On 20 September, the UN Humanitarian Coordinator expressed concern at the obstruction of delivery of humanitarian assistance5 after Israeli Security Forces seized a vehicle carrying tents in presence of members of the humanitarian and diplomatic communities, and of foreign media. This humanitarian aid was destined for the community of Makhul, where 48 Palestinians, including 16 children, are in urgent need of emergency shelter following the demolition of their homes by ISF.
Another 178 people, including 97 children, were affected by the demolitions, due to diminished access to services and threats to livelihood. This marks a two per cent decrease in demolitions of Palestinian structures compared to the second quarter of 2013.
In the third quarter of 2013, three Palestinian communities were displaced almost in their entirety. This appears to constitute a new trend, closely monitored by the humanitarian community.
In August, all members of the Bedouin community of Bir Nabala/Tel al Adassa, in the area between Ramallah and Jerusalem, were displaced following the demolition of 21 remaining structures, including six residential structures, by Israeli Security Forces on the grounds that they lacked Israeli-issued building permits.

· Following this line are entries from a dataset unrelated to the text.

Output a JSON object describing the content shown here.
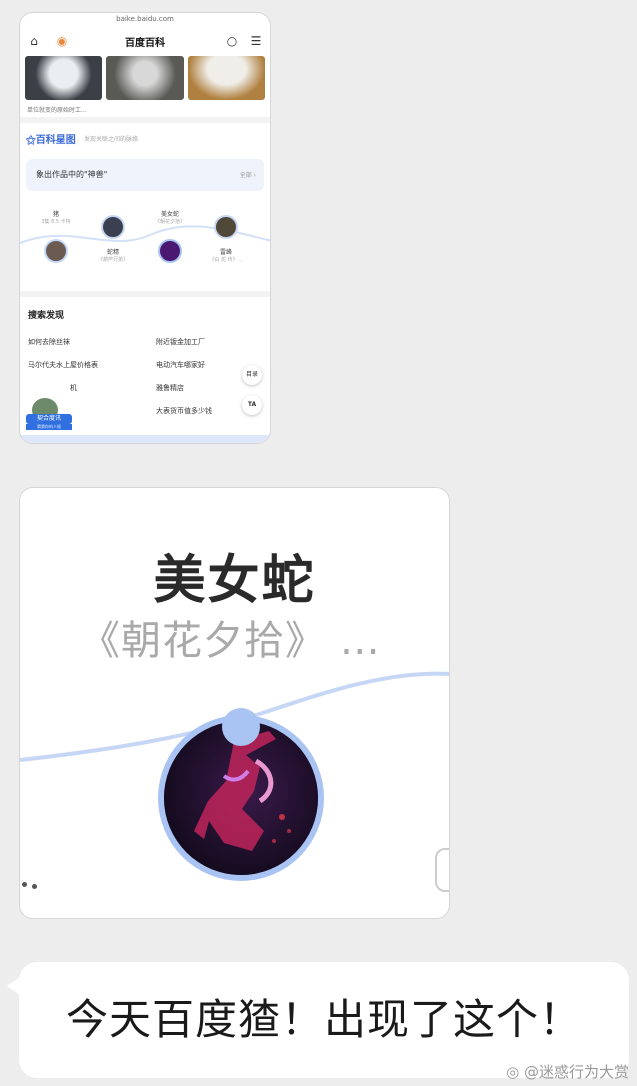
{
  "screenshot_small": {
    "url": "baike.baidu.com",
    "title": "百度百科",
    "thumb_caption": "单位就变的原始时工...",
    "graph_title": "百科星图",
    "graph_subtitle": "发现关联之间的脉络",
    "topic": "象出作品中的\"神兽\"",
    "topic_more": "全部 ›",
    "nodes": [
      {
        "name": "猪",
        "sub": "3集 8.5 卡特"
      },
      {
        "name": "蛇精",
        "sub": "《葫芦兄弟》"
      },
      {
        "name": "美女蛇",
        "sub": "《朝花夕拾》"
      },
      {
        "name": "雷峰",
        "sub": "《白 蛇 传》..."
      }
    ],
    "discover_title": "搜索发现",
    "discover_items": [
      "如何去除丝袜",
      "附近钣金加工厂",
      "马尔代夫水上屋价格表",
      "电动汽车哪家好",
      "机",
      "雅鲁精店",
      "",
      "大表货币值多少钱"
    ],
    "fab_catalog": "目录",
    "fab_ta": "TA",
    "badge_label": "契合度讯",
    "badge_sub": "猜猜你的人格"
  },
  "screenshot_zoom": {
    "name": "美女蛇",
    "work": "《朝花夕拾》 …"
  },
  "message": {
    "text": "今天百度猹！出现了这个！"
  },
  "watermark": "@迷惑行为大赏",
  "colors": {
    "accent_blue": "#3c6bd9",
    "node_blue": "#a9c4f2",
    "background": "#ededed"
  }
}
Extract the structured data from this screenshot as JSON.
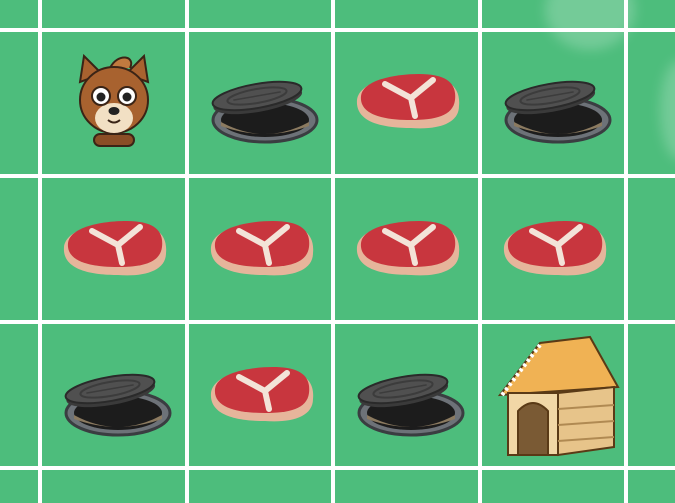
{
  "board": {
    "rows": 3,
    "cols": 4,
    "grid": [
      [
        "dog",
        "manhole",
        "steak",
        "manhole"
      ],
      [
        "steak",
        "steak",
        "steak",
        "steak"
      ],
      [
        "manhole",
        "steak",
        "manhole",
        "doghouse"
      ]
    ]
  },
  "colors": {
    "field": "#4dbd7c",
    "grid_line": "#ffffff",
    "meat": "#c8363e",
    "bone": "#f3e3d8",
    "manhole_lid": "#505050",
    "doghouse_roof": "#f0b254",
    "doghouse_wall": "#f1d7a6",
    "dog_fur": "#a8622f"
  },
  "icons": {
    "dog": "dog-icon",
    "manhole": "manhole-icon",
    "steak": "steak-icon",
    "doghouse": "doghouse-icon"
  }
}
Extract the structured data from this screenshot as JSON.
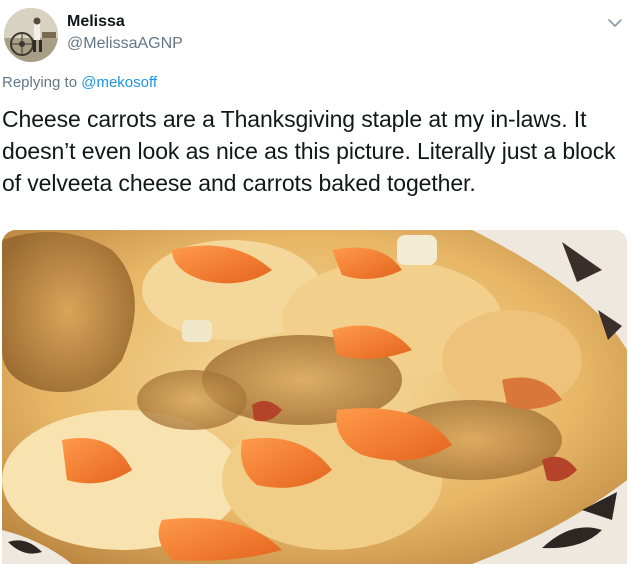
{
  "tweet": {
    "author": {
      "display_name": "Melissa",
      "handle": "@MelissaAGNP"
    },
    "reply": {
      "prefix": "Replying to ",
      "mention": "@mekosoff"
    },
    "text": "Cheese carrots are a Thanksgiving staple at my in-laws. It doesn’t even look as nice as this picture. Literally just a block of velveeta cheese and carrots baked together.",
    "icons": {
      "menu": "chevron-down-icon"
    },
    "colors": {
      "text": "#14171a",
      "secondary": "#657786",
      "link": "#1b95e0"
    }
  }
}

In September, Israeli authorities demolished almost all the existing structures in Makhul, a small herding community located in Area C in the northern Jordan Valley, on the ground that they lacked Israeli-issued building permits. In total, 57 structures were destroyed, including ten residential structures, 28 animal shelters, nine kitchens and nine latrines. The community's kindergarten was partially demolished. At least 17 of the targeted structures were funded by international donors.
Also in September, the Israeli Civil Administration and Border Police demolished 18 structures, including eight residential structures, in the Az Zayyem refugee community, located in the El area of the Jerusalem periphery.
In 2013, there has also been a significant rise in demolitions and displacement in East Jerusalem.
The number of people displaced this year in East Jerusalem is now over 250, by far the highest number since 2009 and more than the combined total of persons displaced in East Jerusalem in all of 2011 and 2012.
1 An expanding bullet is a bullet designed to expand on impact, increasing in diameter to limit penetration and/or produce a larger diameter wound.
2 When first created in 1995 as part of the Palestinian-Israeli Interim Agreement, the area of restricted access (an area of land on the Gaza side of the 1948 Green line) was 50 metres wide. Since that time, the Government of Israel has gradually and unilaterally expanded the restricted land area. At current, Palestinians in Gaza are either totally or partially prohibited to enter the area 1000-1500 meters from the Green line.
3This is the fence that delimits Gaza from Israel, which is constituted in part by a wall and in other parts by an electric metallic fence.
4"Attacks on schools" include the targeting of schools (or medical facilities) that cause the total or partial destruction of such facilities. Other interferences to the normal operation of the facility may also be reported, such as the occupation, shelling, targeting for propaganda of, or otherwise causing harm to schools or medical facilities or its personnel.